The result appears to have been a drop in the imbalance from 124 boys per 100 girls to 119.
Today’s Big Picture series is something that’s been banned for 18 years. And while it’s certainly somber, I’m not sure I understand what all the hubbub was about.
They ask us compare angles, but we tend to underestimate acute angles, overestimate obtuse angles, and take horizontally bisected angles as much larger than their vertical counterparts.
The piece’s thesis: that data visualization cannot save you, is certainly one worth taking to heart.
(via Idea of the Day)
While it’s hardly complete, there’s no doubt that Marco’s list of the real meaning of the advertisement’s desciption can be an aid to any apartment hunter anywhere.
I was surprised to learn that Henry David Thoreau was a pencilmaker, but this is the real meat:
On April 30, 1844, Thoreau started a blaze in the Concord Woods, scorching a 300-acre swath of earth between Fair Haven Bay and Concord. The fire was an accident, but the destruction of valuable woodland, the loss of firewood and lumber, and the narrowly avoided catastrophe that almost befell Concord itself angered the local residents and nearly ruined Thoreau’s reputation. For years afterward, Thoreau could hardly walk the streets of his hometown without hearing the epithet “woods burner.”
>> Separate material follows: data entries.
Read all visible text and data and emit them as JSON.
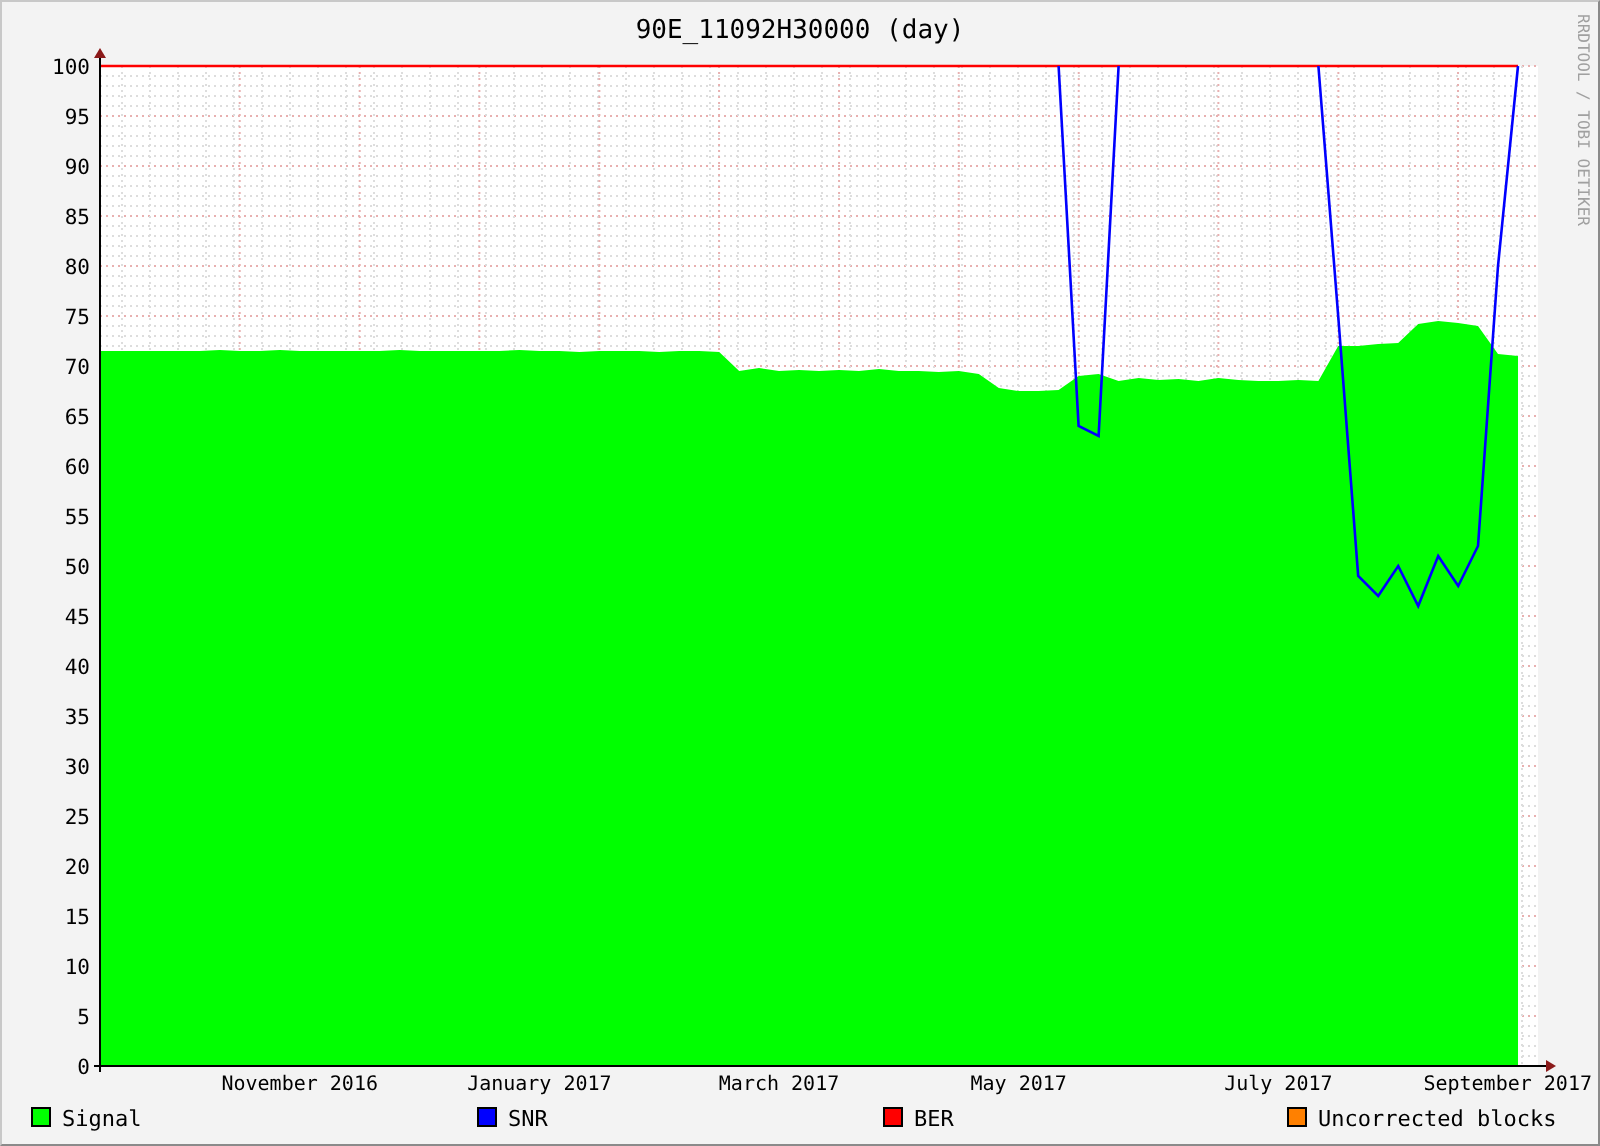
{
  "title": "90E_11092H30000 (day)",
  "side_label": "RRDTOOL / TOBI OETIKER",
  "chart_data": {
    "type": "area",
    "categories": [
      null,
      null,
      null,
      null,
      null,
      null,
      null,
      null,
      null,
      null,
      "November 2016",
      null,
      null,
      null,
      null,
      null,
      null,
      null,
      null,
      null,
      null,
      null,
      "January 2017",
      null,
      null,
      null,
      null,
      null,
      null,
      null,
      null,
      null,
      null,
      null,
      "March 2017",
      null,
      null,
      null,
      null,
      null,
      null,
      null,
      null,
      null,
      null,
      null,
      "May 2017",
      null,
      null,
      null,
      null,
      null,
      null,
      null,
      null,
      null,
      null,
      null,
      null,
      "July 2017",
      null,
      null,
      null,
      null,
      null,
      null,
      null,
      null,
      null,
      null,
      null,
      "September 2017"
    ],
    "ylim": [
      0,
      100
    ],
    "grid": true,
    "yticks": [
      0,
      5,
      10,
      15,
      20,
      25,
      30,
      35,
      40,
      45,
      50,
      55,
      60,
      65,
      70,
      75,
      80,
      85,
      90,
      95,
      100
    ],
    "series": [
      {
        "name": "Signal",
        "color": "#00ff00",
        "values": [
          71.5,
          71.5,
          71.5,
          71.5,
          71.5,
          71.5,
          71.6,
          71.5,
          71.5,
          71.6,
          71.5,
          71.5,
          71.5,
          71.5,
          71.5,
          71.6,
          71.5,
          71.5,
          71.5,
          71.5,
          71.5,
          71.6,
          71.5,
          71.5,
          71.4,
          71.5,
          71.5,
          71.5,
          71.4,
          71.5,
          71.5,
          71.4,
          69.5,
          69.8,
          69.5,
          69.6,
          69.5,
          69.6,
          69.5,
          69.7,
          69.5,
          69.5,
          69.4,
          69.5,
          69.2,
          67.8,
          67.5,
          67.5,
          67.6,
          69,
          69.2,
          68.5,
          68.8,
          68.6,
          68.7,
          68.5,
          68.8,
          68.6,
          68.5,
          68.5,
          68.6,
          68.5,
          72,
          72,
          72.2,
          72.3,
          74.2,
          74.5,
          74.3,
          74,
          71.2,
          71
        ]
      },
      {
        "name": "SNR",
        "type": "line",
        "color": "#0000ff",
        "values": [
          null,
          null,
          null,
          null,
          null,
          null,
          null,
          null,
          null,
          null,
          null,
          null,
          null,
          null,
          null,
          null,
          null,
          null,
          null,
          null,
          null,
          null,
          null,
          null,
          null,
          null,
          null,
          null,
          null,
          null,
          null,
          null,
          null,
          null,
          null,
          null,
          null,
          null,
          null,
          null,
          null,
          null,
          null,
          null,
          null,
          null,
          null,
          null,
          100,
          64,
          63,
          100,
          null,
          null,
          null,
          null,
          null,
          null,
          null,
          null,
          null,
          100,
          75,
          49,
          47,
          50,
          46,
          51,
          48,
          52,
          80,
          100
        ]
      },
      {
        "name": "BER",
        "type": "line",
        "color": "#ff0000",
        "values": [
          100,
          100,
          100,
          100,
          100,
          100,
          100,
          100,
          100,
          100,
          100,
          100,
          100,
          100,
          100,
          100,
          100,
          100,
          100,
          100,
          100,
          100,
          100,
          100,
          100,
          100,
          100,
          100,
          100,
          100,
          100,
          100,
          100,
          100,
          100,
          100,
          100,
          100,
          100,
          100,
          100,
          100,
          100,
          100,
          100,
          100,
          100,
          100,
          100,
          100,
          100,
          100,
          100,
          100,
          100,
          100,
          100,
          100,
          100,
          100,
          100,
          100,
          100,
          100,
          100,
          100,
          100,
          100,
          100,
          100,
          100,
          100
        ]
      },
      {
        "name": "Uncorrected blocks",
        "type": "line",
        "color": "#ff8000",
        "values": [
          null,
          null,
          null,
          null,
          null,
          null,
          null,
          null,
          null,
          null,
          null,
          null,
          null,
          null,
          null,
          null,
          null,
          null,
          null,
          null,
          null,
          null,
          null,
          null,
          null,
          null,
          null,
          null,
          null,
          null,
          null,
          null,
          null,
          null,
          null,
          null,
          null,
          null,
          null,
          null,
          null,
          null,
          null,
          null,
          null,
          null,
          null,
          null,
          null,
          null,
          null,
          null,
          null,
          null,
          null,
          null,
          null,
          null,
          null,
          null,
          null,
          null,
          null,
          null,
          null,
          null,
          null,
          null,
          null,
          null,
          null,
          null
        ]
      }
    ]
  }
}
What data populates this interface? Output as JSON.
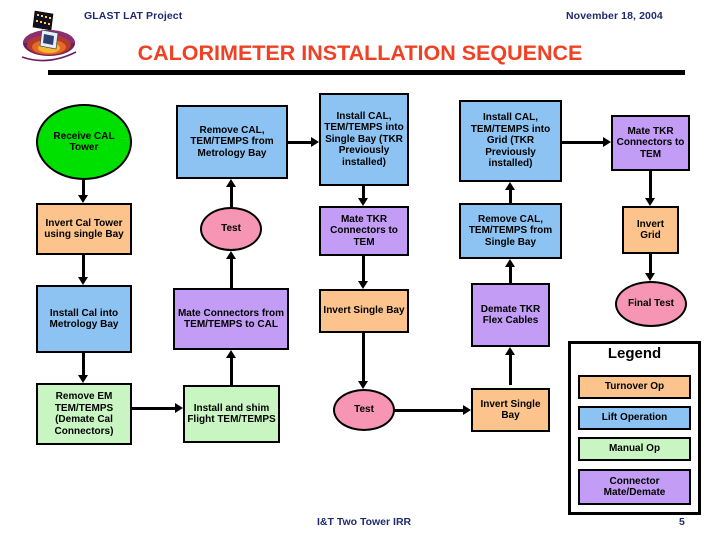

The portrait Pipkin paints, of an adrift and struggling writer in his mid-twenties, is an angle on Thoreau I’d never seen before.